▶ [YOUR INSTRUCTIONS]:
Copy the result of filtering the entries below for lines that include the string "Ajouté".

Website and app data records:
⁂
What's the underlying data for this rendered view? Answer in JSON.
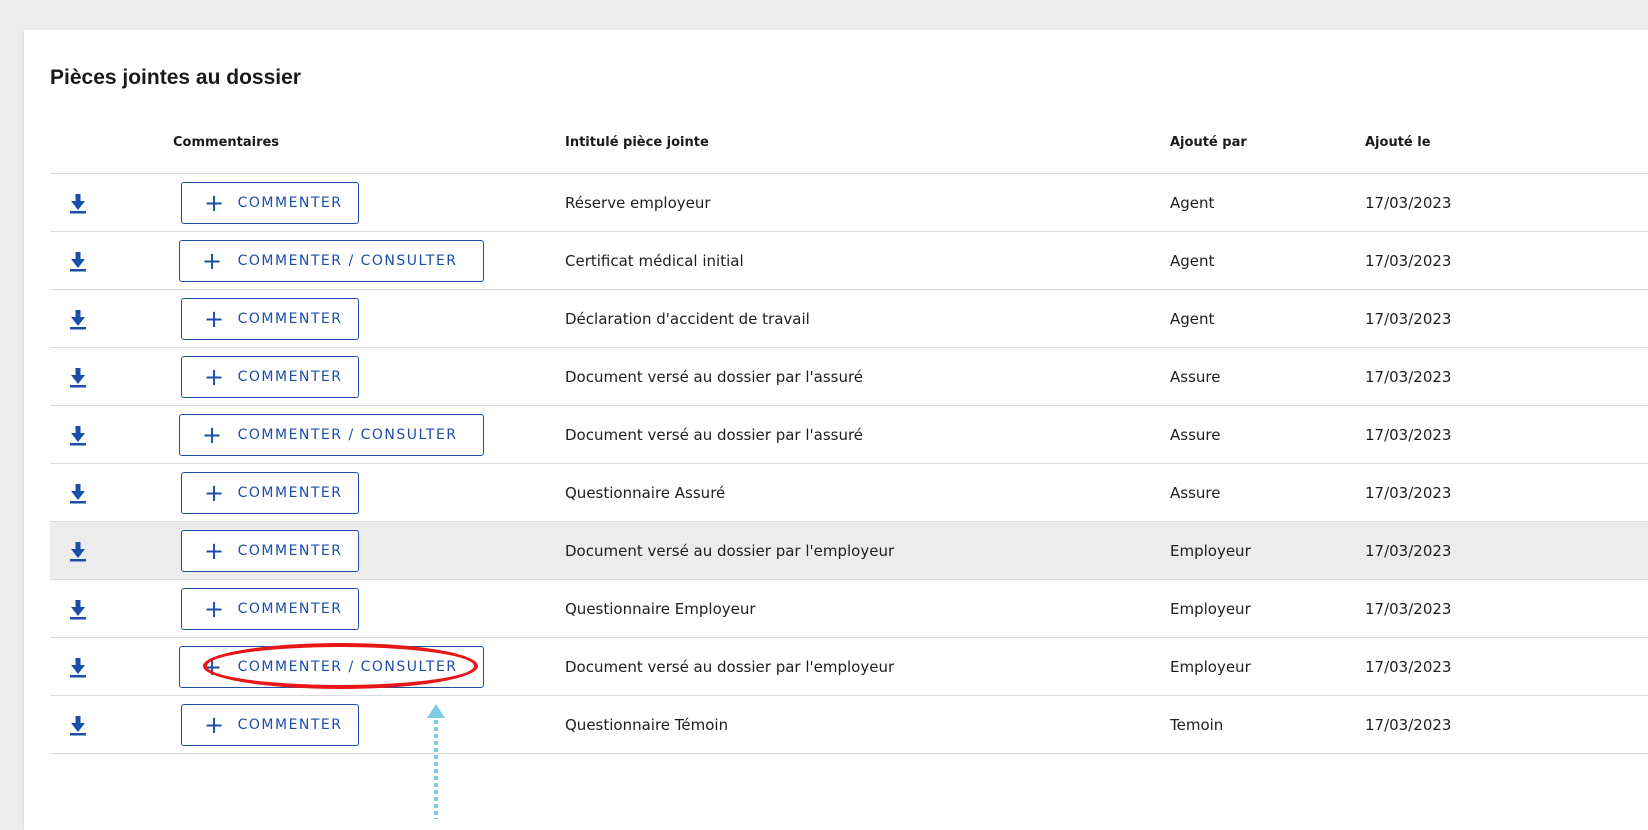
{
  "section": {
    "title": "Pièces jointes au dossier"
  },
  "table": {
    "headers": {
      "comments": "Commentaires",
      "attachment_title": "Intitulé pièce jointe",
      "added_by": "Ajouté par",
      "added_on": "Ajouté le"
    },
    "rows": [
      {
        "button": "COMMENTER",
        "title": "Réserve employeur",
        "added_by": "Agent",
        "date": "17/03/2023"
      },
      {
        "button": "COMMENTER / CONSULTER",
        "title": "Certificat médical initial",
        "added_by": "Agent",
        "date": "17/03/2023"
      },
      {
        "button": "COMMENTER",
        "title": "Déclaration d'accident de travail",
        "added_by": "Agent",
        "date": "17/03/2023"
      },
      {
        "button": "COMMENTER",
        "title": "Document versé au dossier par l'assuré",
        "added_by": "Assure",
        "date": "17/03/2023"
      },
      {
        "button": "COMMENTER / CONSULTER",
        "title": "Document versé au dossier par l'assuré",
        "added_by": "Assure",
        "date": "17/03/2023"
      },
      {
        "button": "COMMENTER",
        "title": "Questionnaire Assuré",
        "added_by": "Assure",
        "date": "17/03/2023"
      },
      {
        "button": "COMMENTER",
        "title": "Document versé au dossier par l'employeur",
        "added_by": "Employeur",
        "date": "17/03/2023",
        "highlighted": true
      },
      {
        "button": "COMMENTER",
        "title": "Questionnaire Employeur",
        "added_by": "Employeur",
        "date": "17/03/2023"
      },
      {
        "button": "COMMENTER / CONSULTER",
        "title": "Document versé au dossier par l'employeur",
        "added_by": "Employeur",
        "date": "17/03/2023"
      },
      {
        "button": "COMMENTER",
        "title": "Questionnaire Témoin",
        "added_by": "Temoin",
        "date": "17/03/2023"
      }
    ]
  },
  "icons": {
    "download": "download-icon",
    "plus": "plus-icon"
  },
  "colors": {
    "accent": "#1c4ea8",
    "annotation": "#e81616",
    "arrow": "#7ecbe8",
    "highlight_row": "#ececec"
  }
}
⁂
▶ [EXPECTED ANSWER]:
      "added_by": "Ajouté par",
      "added_on": "Ajouté le"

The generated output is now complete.